|Citing Patent||Filing date||Publication date||Applicant||Title|
|US5173243 *||Jul 31, 1990||Dec 22, 1992||Industrial Maintenance And Contract Services Limited Partnership||Slag control method and apparatus|
|US5173244 *||Jun 27, 1991||Dec 22, 1992||Industrial Maintenance And Contract Services Limited Partnership||Slag control apparatus and method|
|US5240231 *||Feb 7, 1992||Aug 31, 1993||Industrial Maintenance And Contract Services Limited Partnership||Slag control system|
|US5375818 *||Jun 28, 1993||Dec 27, 1994||Industrial Maintenance And Contrace Services Limited Partnership||Slag control method and apparatus|
|US8580186||Apr 14, 2011||Nov 12, 2013||Novelis Inc.||Flow control apparatus for molten metal|
|WO1992002325A1 *||Jul 30, 1991||Feb 20, 1992||William S Laszlo||Slag control method and apparatus|
|WO1993015860A1 *||Feb 5, 1993||Aug 19, 1993||William S Laszlo||Slag control system|
|U.S. Classification||266/196, 266/236, 266/287, 266/231|
|Nov 8, 1982||AS||Assignment|
Owner name: KLOSS VIDEO CORPORATION; 145 SIDNEY ST., CAMBRIDGE
Free format text: ASSIGNMENT OF ASSIGNORS INTEREST.;ASSIGNOR:CONGRESS FINANCIAL CORPORATION;REEL/FRAME:004060/0435

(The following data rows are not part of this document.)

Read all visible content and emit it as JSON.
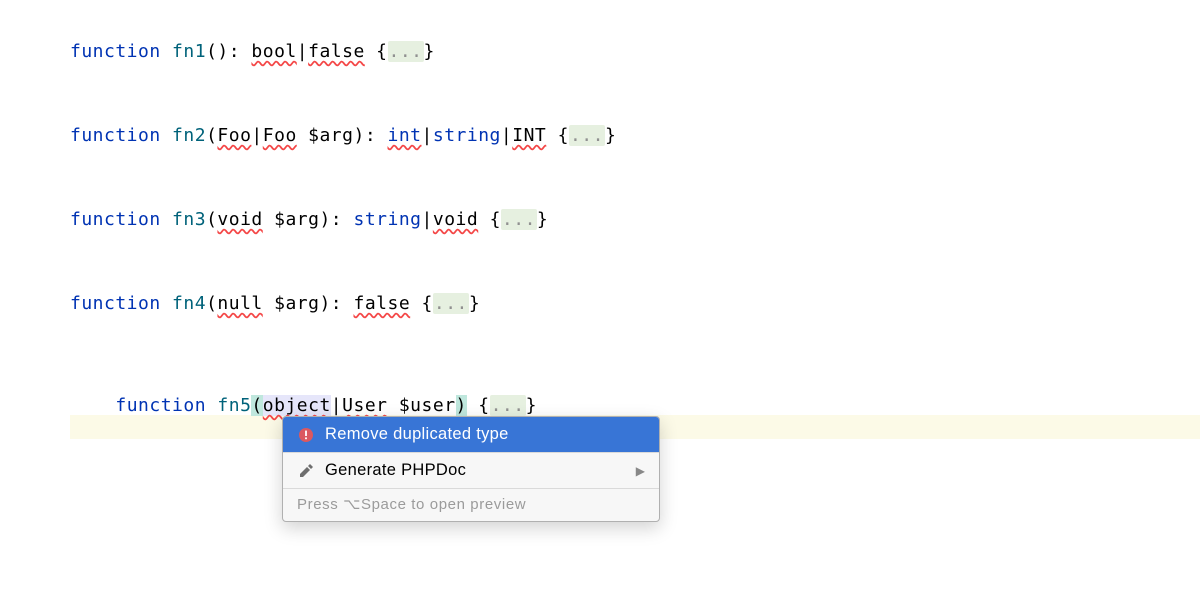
{
  "colors": {
    "keyword": "#0033B3",
    "functionName": "#00627A",
    "highlightLine": "#FCFAE7",
    "foldBg": "#E6F0E0",
    "selectionBg": "#E6E6FA",
    "caretBg": "#BFE7DD",
    "errorWave": "#F44747",
    "popupSelected": "#3875D6"
  },
  "tokens": {
    "kw_function": "function",
    "fold": "...",
    "arg_name": "$arg",
    "user_name": "$user",
    "pipe": "|"
  },
  "lines": {
    "l1": {
      "fn": "fn1",
      "ret1": "bool",
      "ret2": "false"
    },
    "l2": {
      "fn": "fn2",
      "p1": "Foo",
      "p2": "Foo",
      "ret1": "int",
      "ret2": "string",
      "ret3": "INT"
    },
    "l3": {
      "fn": "fn3",
      "p1": "void",
      "ret1": "string",
      "ret2": "void"
    },
    "l4": {
      "fn": "fn4",
      "p1": "null",
      "ret1": "false"
    },
    "l5": {
      "fn": "fn5",
      "p1": "object",
      "p2": "User"
    }
  },
  "popup": {
    "item1": "Remove duplicated type",
    "item2": "Generate PHPDoc",
    "hint": "Press ⌥Space to open preview",
    "icons": {
      "error": "error-circle-icon",
      "pencil": "pencil-icon",
      "arrow": "submenu-arrow-icon"
    }
  }
}
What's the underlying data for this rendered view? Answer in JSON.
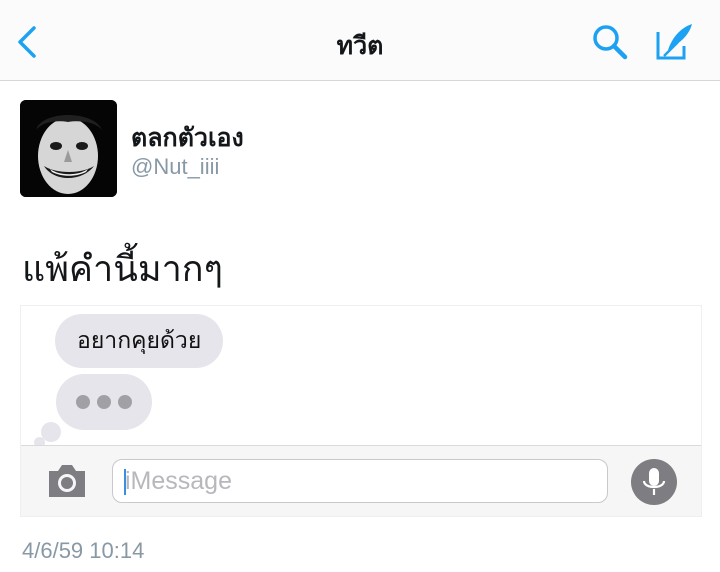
{
  "navbar": {
    "title": "ทวีต",
    "back_icon": "chevron-left-icon",
    "search_icon": "search-icon",
    "compose_icon": "compose-tweet-icon",
    "accent": "#1da1f2"
  },
  "tweet": {
    "author": {
      "display_name": "ตลกตัวเอง",
      "handle": "@Nut_iiii"
    },
    "text": "แพ้คำนี้มากๆ",
    "timestamp": "4/6/59 10:14"
  },
  "embedded_screenshot": {
    "message_bubble": "อยากคุยด้วย",
    "typing_indicator_icon": "typing-dots-icon",
    "input": {
      "placeholder": "iMessage",
      "value": ""
    },
    "camera_icon": "camera-icon",
    "mic_icon": "microphone-icon"
  },
  "colors": {
    "text": "#14171a",
    "secondary": "#8899a6",
    "bubble": "#e6e5eb"
  }
}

Effective date: 19821020
|Aug 15, 1986||FPAY||Fee payment|
Year of fee payment: 4
|Sep 7, 1990||FPAY||Fee payment|
Year of fee payment: 8

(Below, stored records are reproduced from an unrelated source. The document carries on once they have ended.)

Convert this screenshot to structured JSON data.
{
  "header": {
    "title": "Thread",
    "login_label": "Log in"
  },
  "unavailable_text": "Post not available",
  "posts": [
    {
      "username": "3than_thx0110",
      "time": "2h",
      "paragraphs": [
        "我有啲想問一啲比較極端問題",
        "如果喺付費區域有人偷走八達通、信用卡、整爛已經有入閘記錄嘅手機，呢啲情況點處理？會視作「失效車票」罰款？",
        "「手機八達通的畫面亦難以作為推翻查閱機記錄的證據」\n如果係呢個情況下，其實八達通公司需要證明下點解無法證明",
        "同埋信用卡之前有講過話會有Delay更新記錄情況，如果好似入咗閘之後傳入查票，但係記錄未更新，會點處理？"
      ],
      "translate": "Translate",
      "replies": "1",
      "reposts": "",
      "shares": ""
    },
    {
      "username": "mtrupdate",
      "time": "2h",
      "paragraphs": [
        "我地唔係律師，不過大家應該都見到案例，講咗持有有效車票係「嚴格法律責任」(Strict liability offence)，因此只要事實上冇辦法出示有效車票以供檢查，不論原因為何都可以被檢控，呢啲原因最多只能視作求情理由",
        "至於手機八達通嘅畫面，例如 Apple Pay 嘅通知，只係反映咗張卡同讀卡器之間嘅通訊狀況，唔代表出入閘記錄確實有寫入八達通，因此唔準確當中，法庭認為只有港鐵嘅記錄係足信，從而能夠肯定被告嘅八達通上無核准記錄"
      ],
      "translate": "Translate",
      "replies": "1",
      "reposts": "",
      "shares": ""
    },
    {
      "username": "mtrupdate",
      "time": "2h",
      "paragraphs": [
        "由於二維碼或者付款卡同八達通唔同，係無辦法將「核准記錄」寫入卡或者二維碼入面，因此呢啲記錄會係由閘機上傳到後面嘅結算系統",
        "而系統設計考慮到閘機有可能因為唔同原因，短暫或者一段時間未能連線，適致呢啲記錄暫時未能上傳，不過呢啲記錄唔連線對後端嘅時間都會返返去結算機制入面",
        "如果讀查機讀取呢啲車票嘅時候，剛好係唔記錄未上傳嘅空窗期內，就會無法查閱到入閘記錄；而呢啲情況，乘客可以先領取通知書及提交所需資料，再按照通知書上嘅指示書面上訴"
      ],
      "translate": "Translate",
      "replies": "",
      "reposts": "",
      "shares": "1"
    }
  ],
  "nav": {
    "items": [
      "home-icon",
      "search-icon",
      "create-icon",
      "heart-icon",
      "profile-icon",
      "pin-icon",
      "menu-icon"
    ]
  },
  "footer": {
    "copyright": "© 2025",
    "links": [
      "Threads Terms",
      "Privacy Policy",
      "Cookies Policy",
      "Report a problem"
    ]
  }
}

|Jan 31, 1995||REMI||Maintenance fee reminder mailed|
|Jun 25, 1995||LAPS||Lapse for failure to pay maintenance fees|
|Sep 5, 1995||FP||Expired due to failure to pay maintenance fee|
Effective date: 19950628